> Work order:
Gather, from the data below, each line in which the word "группировки" occurs.

(Dataset rows describing interfaces)

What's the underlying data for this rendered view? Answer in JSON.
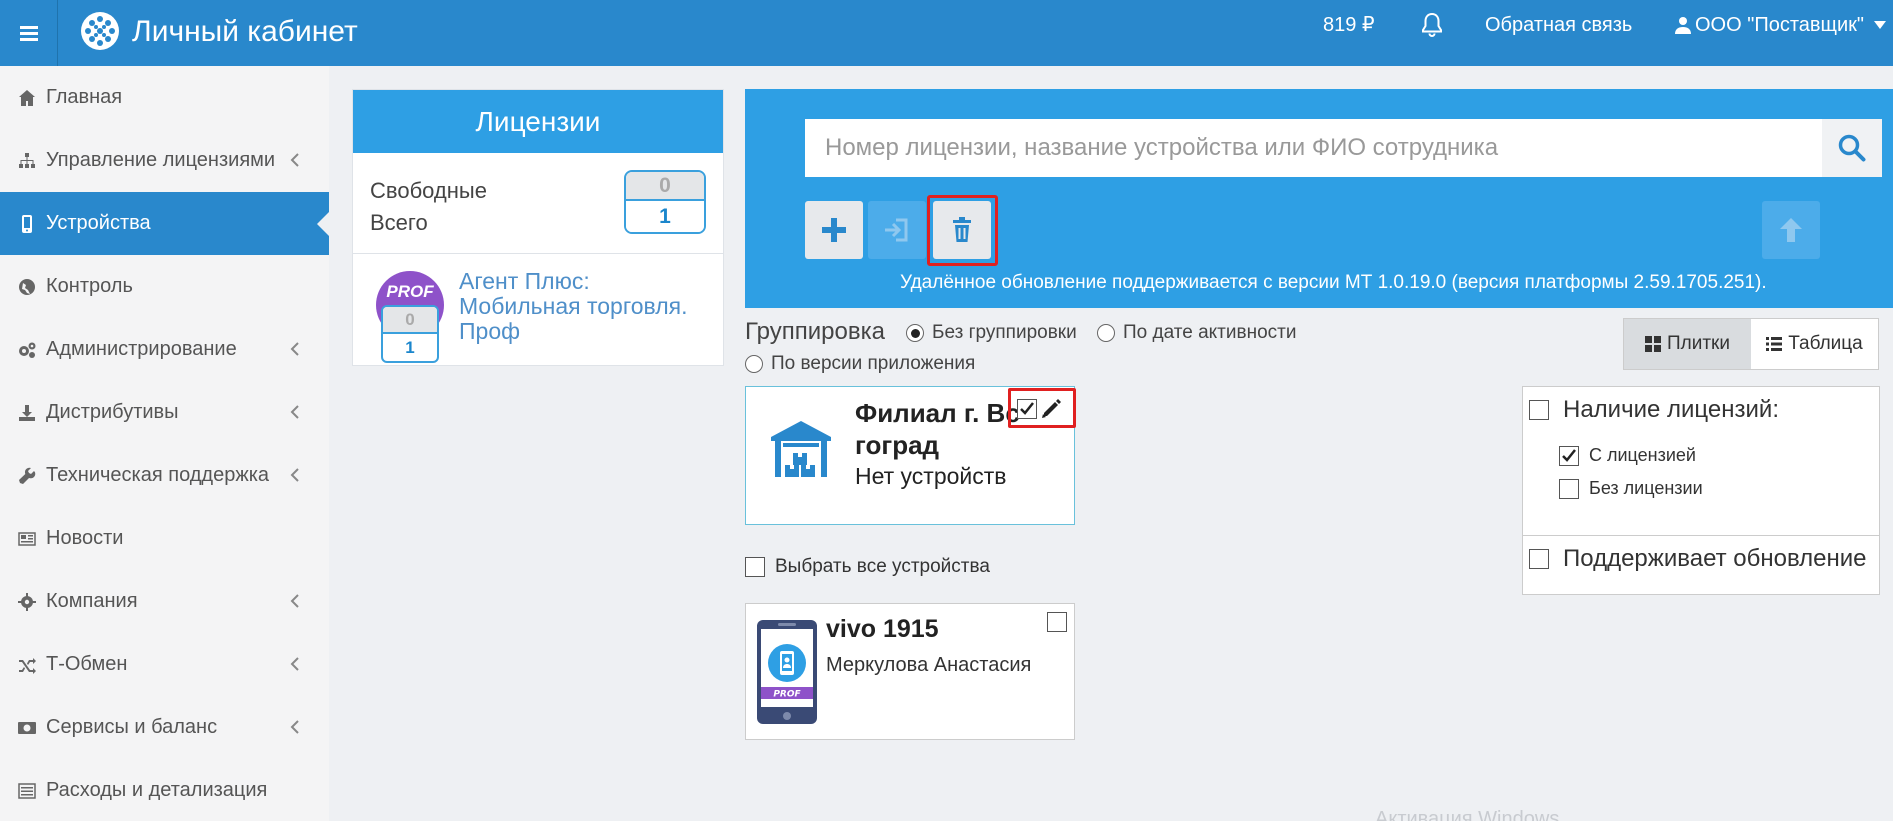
{
  "header": {
    "app_title": "Личный кабинет",
    "balance": "819 ₽",
    "feedback": "Обратная связь",
    "user": "ООО \"Поставщик\""
  },
  "sidebar": {
    "items": [
      {
        "label": "Главная",
        "icon": "home-icon",
        "has_chevron": false
      },
      {
        "label": "Управление лицензиями",
        "icon": "sitemap-icon",
        "has_chevron": true
      },
      {
        "label": "Устройства",
        "icon": "mobile-icon",
        "has_chevron": false,
        "active": true
      },
      {
        "label": "Контроль",
        "icon": "globe-icon",
        "has_chevron": false
      },
      {
        "label": "Администрирование",
        "icon": "gears-icon",
        "has_chevron": true
      },
      {
        "label": "Дистрибутивы",
        "icon": "download-icon",
        "has_chevron": true
      },
      {
        "label": "Техническая поддержка",
        "icon": "wrench-icon",
        "has_chevron": true
      },
      {
        "label": "Новости",
        "icon": "newspaper-icon",
        "has_chevron": false
      },
      {
        "label": "Компания",
        "icon": "gear-icon",
        "has_chevron": true
      },
      {
        "label": "Т-Обмен",
        "icon": "random-icon",
        "has_chevron": true
      },
      {
        "label": "Сервисы и баланс",
        "icon": "money-icon",
        "has_chevron": true
      },
      {
        "label": "Расходы и детализация",
        "icon": "list-icon",
        "has_chevron": false
      }
    ]
  },
  "licenses": {
    "title": "Лицензии",
    "free_label": "Свободные",
    "total_label": "Всего",
    "free_count": "0",
    "total_count": "1",
    "product": {
      "badge": "PROF",
      "name": "Агент Плюс: Мобильная торговля. Проф",
      "free_count": "0",
      "total_count": "1"
    }
  },
  "search": {
    "placeholder": "Номер лицензии, название устройства или ФИО сотрудника",
    "update_note": "Удалённое обновление поддерживается с версии МТ 1.0.19.0 (версия платформы 2.59.1705.251)."
  },
  "grouping": {
    "label": "Группировка",
    "options": [
      "Без группировки",
      "По дате активности",
      "По версии приложения"
    ],
    "selected": "Без группировки"
  },
  "view": {
    "tiles": "Плитки",
    "table": "Таблица",
    "selected": "Плитки"
  },
  "branch": {
    "name": "Филиал г. Вс гоград",
    "subtitle": "Нет устройств",
    "checked": true
  },
  "select_all": "Выбрать все устройства",
  "device": {
    "name": "vivo 1915",
    "user": "Меркулова Анастасия",
    "badge": "PROF"
  },
  "filters": {
    "licenses_title": "Наличие лицензий:",
    "with_license": "С лицензией",
    "without_license": "Без лицензии",
    "supports_update": "Поддерживает обновление",
    "with_license_checked": true
  },
  "watermark": "Активация Windows",
  "colors": {
    "primary": "#2988cc",
    "panel": "#2e9fe4",
    "highlight": "#e02020",
    "prof": "#8e52c9"
  }
}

> Output of the task:
      "Без группировки",
    "selected": "Без группировки"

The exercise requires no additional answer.